§ Mr. Alexander W. Lyon
I hesitate to criticise my right hon. Friend, whose work in this sphere I duly acknowledge. All that I say is that when he was like me he had the same feelings. Now he is in the position to influence matters, would he not agree that it is right that this Committee, having justified itself, should continue permanently?
§ Mr. Peart
I have always been consistent, in Opposition or in Government, but my hon. Friend must recognise that when this was announced by the then Leader of the House he stressed that it would be for an experimental period. I was involved as a Minister in the Department of Agriculture and I always accepted this. We are in no way saying that this experimental period has not been successful simply because we say that agriculture must soon give way to something else. I am looking at this and will probably have to make a statement to the House soon on those sections of political activity pursued by Departments that should be examined.
§ Mr. Speaker
Order. It will help the Official Reporters if the Leader of the House addresses the Chair.
§ Mr. Hazell
When is the experimental period likely to end and when is something of a more permanent nature likely to be presented to the House?
§ Mr. Peart
I cannot be precise. The Committee, together with the Committee dealing with science and technology, was one of the first in the experiment. We now have the Committee on Education. I might like to try some other experiments, without committing myself. The House will then have to decide whether to have permanently the Committees which we are discussing.
These are important issues. Some of my colleagues do not agree that it is right to have this examination by Committees. Others feel that it is right. There is a difference between our constitution and the American constitution. The Americans lay great stress on these Committees which can cross-examine 838 Ministers, but we are in a different position because here Ministers can be questioned in the House and are linked with Parliament. But these are all issues which we must settle as we go along. Let us not denigrate an experiment which has been successful, but give me an opportunity to look at it over a longer period.

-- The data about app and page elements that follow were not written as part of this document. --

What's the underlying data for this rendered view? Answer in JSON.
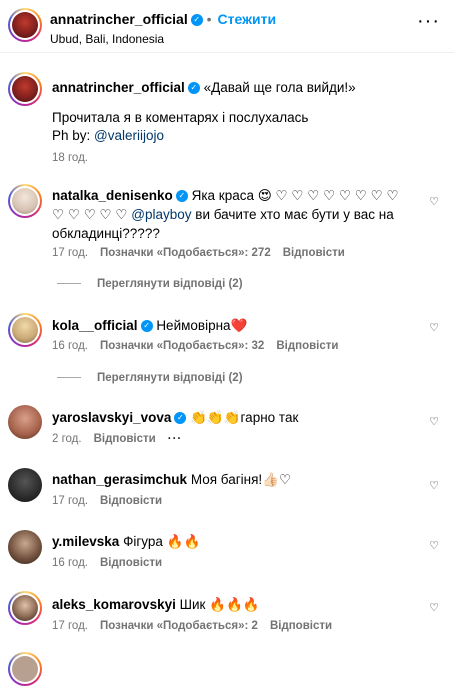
{
  "header": {
    "username": "annatrincher_official",
    "follow_label": "Стежити",
    "location": "Ubud, Bali, Indonesia",
    "more_label": "···"
  },
  "caption": {
    "username": "annatrincher_official",
    "line1": "«Давай ще гола вийди!»",
    "line2": "Прочитала я в коментарях і послухалась",
    "ph_prefix": "Ph by: ",
    "ph_mention": "@valeriijojo",
    "time": "18 год."
  },
  "comments": [
    {
      "username": "natalka_denisenko",
      "text1": "Яка краса 😍 ♡ ♡ ♡ ♡ ♡ ♡ ♡ ♡",
      "text2a": "♡ ♡ ♡ ♡ ♡ ",
      "mention": "@playboy",
      "text2b": " ви бачите хто має бути у вас на",
      "text3": "обкладинці?????",
      "time": "17 год.",
      "likes": "Позначки «Подобається»: 272",
      "reply": "Відповісти",
      "view_replies": "Переглянути відповіді (2)"
    },
    {
      "username": "kola__official",
      "text": "Неймовірна❤️",
      "time": "16 год.",
      "likes": "Позначки «Подобається»: 32",
      "reply": "Відповісти",
      "view_replies": "Переглянути відповіді (2)"
    },
    {
      "username": "yaroslavskyi_vova",
      "text": "👏👏👏гарно так",
      "time": "2 год.",
      "reply": "Відповісти",
      "more": "···"
    },
    {
      "username": "nathan_gerasimchuk",
      "text": "Моя багіня!👍🏻♡",
      "time": "17 год.",
      "reply": "Відповісти"
    },
    {
      "username": "y.milevska",
      "text": "Фігура 🔥🔥",
      "time": "16 год.",
      "reply": "Відповісти"
    },
    {
      "username": "aleks_komarovskyi",
      "text": "Шик 🔥🔥🔥",
      "time": "17 год.",
      "likes": "Позначки «Подобається»: 2",
      "reply": "Відповісти"
    }
  ],
  "colors": {
    "accent": "#0095f6",
    "muted": "#737373",
    "mention": "#00376b"
  },
  "icons": {
    "verified": "✓",
    "heart": "♡"
  }
}
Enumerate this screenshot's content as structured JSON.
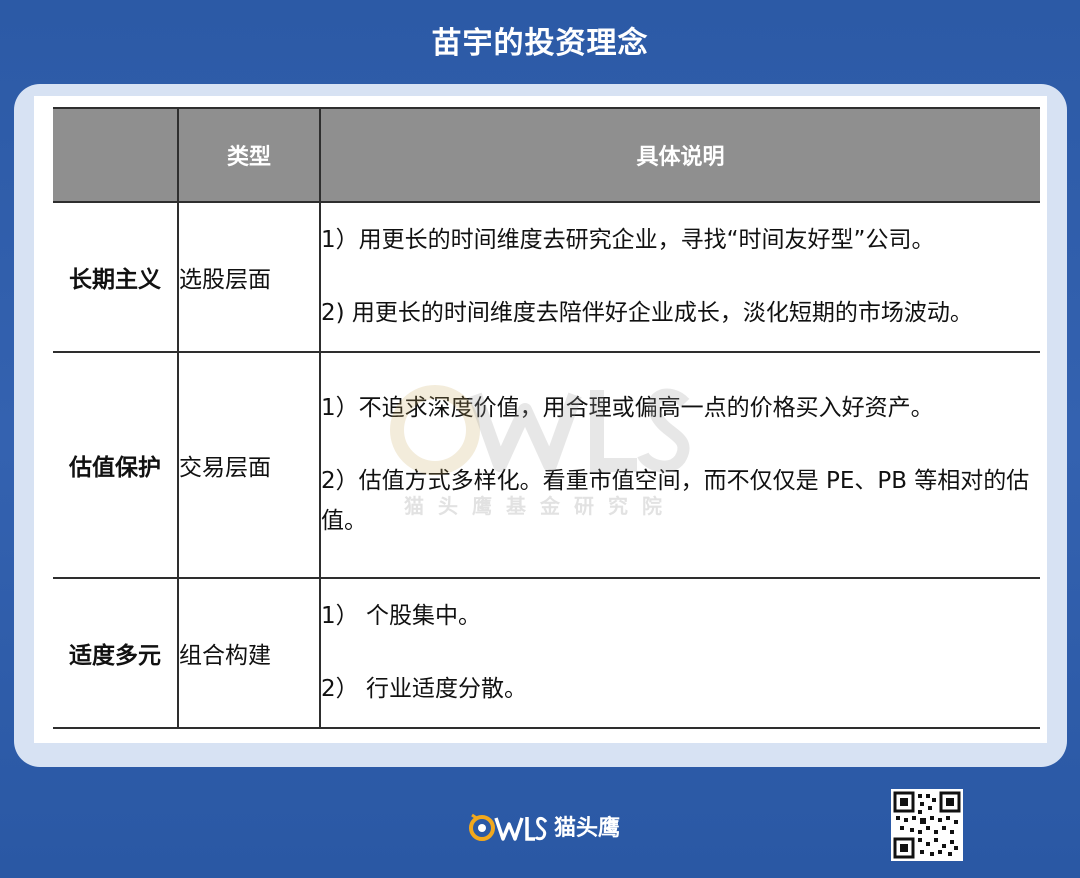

I hope that my hon. Friends will be assured that I am sympathetic towards their point of view. Personally, I believe in the system. The experiment must be continued, and it may well be that we shall have to choose other subjects and other Departments. I hope that the Motion will be approved.
§ Question put and agreed to.